3

Finally, they describe strategies to minimize any adverse effects the information may have on the decision-making process

Focus on the future

 

Ideally, LSU-E procedures would be applied before the information reaches the analyst. That said, it is still effective when used at any point in the analyst’s workflow and can help analysts become aware of information that can inappropriately influence their work.

In addition to benefits for analysts, implementing LSU-E could help jurors evaluate the reliability of forensic expert testimony. This would not only encourage healthy skepticism among jurors, but could bolster an expert’s credibility by providing documentation of methods used to evaluate and mitigate potential biases in their decisions.

Webinar: Using Mixture Models to Examine Group Differences: An Illustration Involving the Perceived Strength of Forensic Science Evidence

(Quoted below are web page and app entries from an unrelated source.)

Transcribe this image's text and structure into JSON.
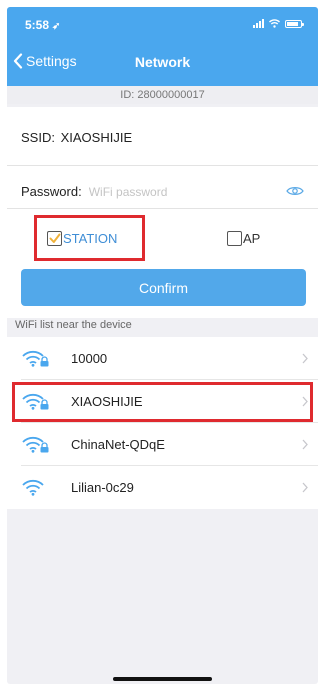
{
  "status": {
    "time": "5:58"
  },
  "nav": {
    "back_label": "Settings",
    "title": "Network"
  },
  "device": {
    "id_text": "ID: 28000000017"
  },
  "form": {
    "ssid_label": "SSID:",
    "ssid_value": "XIAOSHIJIE",
    "password_label": "Password:",
    "password_placeholder": "WiFi password",
    "password_value": "",
    "modes": [
      {
        "label": "STATION",
        "checked": true
      },
      {
        "label": "AP",
        "checked": false
      }
    ],
    "confirm_label": "Confirm"
  },
  "wifi_list": {
    "header": "WiFi list near the device",
    "items": [
      {
        "name": "10000",
        "locked": true
      },
      {
        "name": "XIAOSHIJIE",
        "locked": true
      },
      {
        "name": "ChinaNet-QDqE",
        "locked": true
      },
      {
        "name": "Lilian-0c29",
        "locked": false
      }
    ]
  },
  "colors": {
    "header": "#4aa7ee",
    "button": "#52a8ea",
    "highlight": "#df2a2f",
    "check": "#f0b23a"
  }
}
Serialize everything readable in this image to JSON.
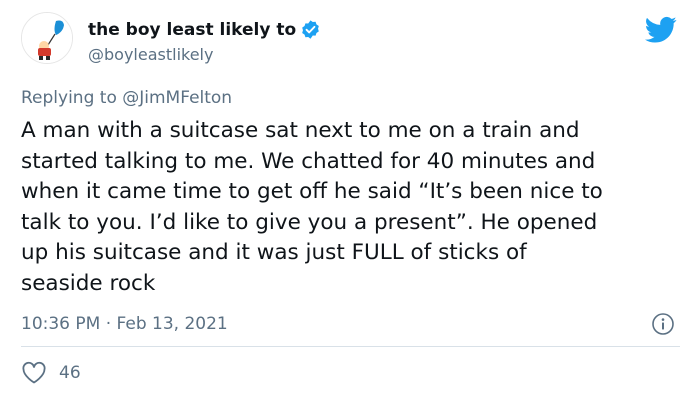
{
  "author": {
    "display_name": "the boy least likely to",
    "handle": "@boyleastlikely",
    "verified_icon": "verified-badge-icon",
    "avatar_icon": "avatar-cartoon-icon"
  },
  "reply": {
    "label": "Replying to",
    "mention": "@JimMFelton"
  },
  "tweet": {
    "lines": [
      "A man with a suitcase sat next to me on a train and",
      "started talking to me. We chatted for 40 minutes and",
      "when it came time to get off he said “It’s been nice to",
      "talk to you. I’d like to give you a present”. He opened",
      "up his suitcase and it was just FULL of sticks of",
      "seaside rock"
    ],
    "timestamp": "10:36 PM · Feb 13, 2021"
  },
  "engagement": {
    "likes": "46",
    "like_icon": "heart-icon"
  },
  "icons": {
    "brand": "twitter-bird-icon",
    "info": "info-icon"
  },
  "colors": {
    "twitter_blue": "#1da1f2",
    "secondary_text": "#5b7083",
    "primary_text": "#0f1419",
    "divider": "#d9e1e8"
  }
}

CSAFE invites researchers, collaborators, and members of the broader forensics and statistics communities to participate in our Spring 2022 Webinar Series on Thursday, December 9th, 2021, from 9:00-10:00 am CT. The presentation will be “Using Mixture Models to Examine Group Differences: An Illustration Involving the Perceived Strength of Forensic Science Evidence.” 

Presenter:
Naomi Kaplan Damary, PhD
Lecturer – The Hebrew University of Jerusalem

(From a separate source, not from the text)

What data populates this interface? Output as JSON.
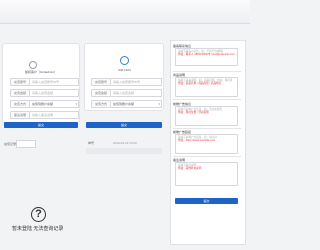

Presentation Description:
Forensic examiners compare items to assess whether they originate from a common source. In reaching conclusions, they consider the probability of the observed similarities and differences under alternative assumptions regarding the source(s) of the items (i.e., same or different source). These conclusions can be reported in various ways including likelihood ratios or random match probabilities. Thompson et. al., 2018 examined how lay people perceive the strength of these reports through the use of paired comparison models, obtaining rank-ordered lists of the various statements and an indication of the perceived differences among them. The current study expands this research by examining whether the population is comprised of sub-populations that interpret these statements differently and whether their differences can be characterized. A mixture model that allows for multiple sub-populations with possibly different rankings of the statements is fit to the data and the possibility that covariates explain sub-population membership is considered. A deeper understanding of the way potential jurors perceive various forms of forensic reporting could improve communication in the courtroom.

Associated Reading:
Insights: Using Mixture Models to Examine Group Differences Among Jurors

The webinars are free and open to the public, but researchers, collaborators and members of the broader forensics and statistics communities are encouraged to attend. Each 60-minute webinar will allow for discussion and questions.